At a recent conference, a kind grandmother who was also a public school teacher asked my thoughts about overpraising.
When I asked what she meant she explained that she had noticed parents praising every little thing their child did. In a desire to be positive, encouraging, and perhaps not hurt their esteem, they were praising poor work. And she felt the children could sense their dishonesty. It was affecting her classroom.
After we talked more, I had to admit that I agreed with her. Overpraising starts with a wrong view of my child as fragile and breakable who must be protected from every evil. It makes praise cheap and contributes to the sin of people-pleasing.
As a proper way to think, I suggested several truths:
1. Biblical communication involves both praise and correction. There is a time to praise and time to correct.
2. We want our homes to be filled with encouragement. One practical way we tried to do this was using the red plate to encourage one particular child at a meal. We want our children to know that we are on their side 100%.
3. How we praise will flow from our functional goals for our child. What this grandmother sensed was that the children had not earned the praise and they knew it. If achievement is highest in our hearts, that is what we will praise for. Rather, it is our children’s character that should be uppermost in our minds. Jesus praised the servants who produced different results with their talents. But both received a “Well done good and faithful servant.” That’s praise of character. How much better to notice and call out God’s work in our children.
4. One reason God gives us individual children is so that we can individually evaluate what they are doing. We want to give lots of praise but not so much that they are dependent on it. What is praiseworthy for a three year-old is correctable in a five year-old. Discipleship is a life-on-life endeavor that requires discernment where the pupil is.
5. We have all had coaches who demanded a lot out of us and, if we knew they loved us, we were thankful for it. My own mother was a demanding high school English teacher and has had many students say to her that her class was their favorite. In her classroom there were high demands and high affection.

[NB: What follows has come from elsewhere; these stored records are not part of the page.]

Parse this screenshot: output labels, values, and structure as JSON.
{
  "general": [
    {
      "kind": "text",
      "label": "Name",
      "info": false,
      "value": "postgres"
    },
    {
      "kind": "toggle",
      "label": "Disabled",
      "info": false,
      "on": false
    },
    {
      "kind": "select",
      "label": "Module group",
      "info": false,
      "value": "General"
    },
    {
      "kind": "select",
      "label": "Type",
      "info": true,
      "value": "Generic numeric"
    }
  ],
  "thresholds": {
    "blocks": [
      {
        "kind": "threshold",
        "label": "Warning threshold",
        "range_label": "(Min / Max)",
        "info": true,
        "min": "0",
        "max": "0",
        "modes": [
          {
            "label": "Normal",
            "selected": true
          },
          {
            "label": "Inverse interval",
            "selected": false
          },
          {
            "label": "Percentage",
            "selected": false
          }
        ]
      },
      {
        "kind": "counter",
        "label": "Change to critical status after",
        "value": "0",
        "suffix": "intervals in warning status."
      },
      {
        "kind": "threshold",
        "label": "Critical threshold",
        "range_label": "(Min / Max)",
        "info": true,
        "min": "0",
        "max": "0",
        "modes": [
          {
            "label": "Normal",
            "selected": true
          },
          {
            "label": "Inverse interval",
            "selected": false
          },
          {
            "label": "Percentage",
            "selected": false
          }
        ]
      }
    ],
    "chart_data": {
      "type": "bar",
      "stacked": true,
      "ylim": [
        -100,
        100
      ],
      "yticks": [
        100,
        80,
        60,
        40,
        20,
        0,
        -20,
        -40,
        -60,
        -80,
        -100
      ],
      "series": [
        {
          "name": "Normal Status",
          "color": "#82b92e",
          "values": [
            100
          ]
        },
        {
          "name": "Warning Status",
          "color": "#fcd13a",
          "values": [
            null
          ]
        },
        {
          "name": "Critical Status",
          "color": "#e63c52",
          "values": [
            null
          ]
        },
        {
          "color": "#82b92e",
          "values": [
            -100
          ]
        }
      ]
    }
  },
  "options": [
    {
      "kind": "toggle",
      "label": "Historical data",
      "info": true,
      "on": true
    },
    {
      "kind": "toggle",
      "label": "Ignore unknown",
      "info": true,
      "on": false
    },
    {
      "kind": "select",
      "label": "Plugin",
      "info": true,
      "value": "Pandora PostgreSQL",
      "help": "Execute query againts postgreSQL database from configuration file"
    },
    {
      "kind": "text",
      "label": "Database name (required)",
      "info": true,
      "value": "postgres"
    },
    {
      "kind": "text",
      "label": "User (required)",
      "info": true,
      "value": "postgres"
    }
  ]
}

6. All of, including our children, are tempted to laziness. Demanding more is an indication that we respect their ability and are savvy enough to know they don’t always give us their best work. We love them too much to let them slide by with half-hearted work.
7. We can correct with affection and a smile. Correction does not have to be done with a scowl, only with firmness. We should be able to say regularly and affectionately, “I don’t think this is your best work. You can do better.”
8. The problem with this coddling of our child is that it does not create character qualities like resilience, perseverance, and grit. In fact, studies show that the greatest happiness comes not from mere achievement but from overcoming obstacles to get to that achievement. Dr. Angela Duckworth, in her book Grit: The Power of Passion and Perseverance, argues that what makes individuals successful is not talent but tenacity – or what she calls grit.
9. If we overpraise we are giving into a lie of our age – The Lie of Fragility. The authors of The Coddling of the American Mind would agree with Duckworth and argue this new generation is being ruined by three untruths:
- The Untruth of Fragility (What doesn’t kill you makes you weaker)
- The Untruth of Emotional Reasoning (Always trust your feelings)
- The Untruth of Us vs Them (Life is a battle between good people and evil people).
Children thrive on praise. Encouragement and recognition of God at work in our children will strengthen them. The English word of encourage carries the idea of inserting courage. Our homes should be joyful and bright places.
Having said that, in this increasingly anti-Christian world, we are going to need to raise children with resilience. God does not hold back trials from us. Out of love, He corrects us. When we are dishonestly praising we miss an opportunity to develop perseverance and resilience in our children.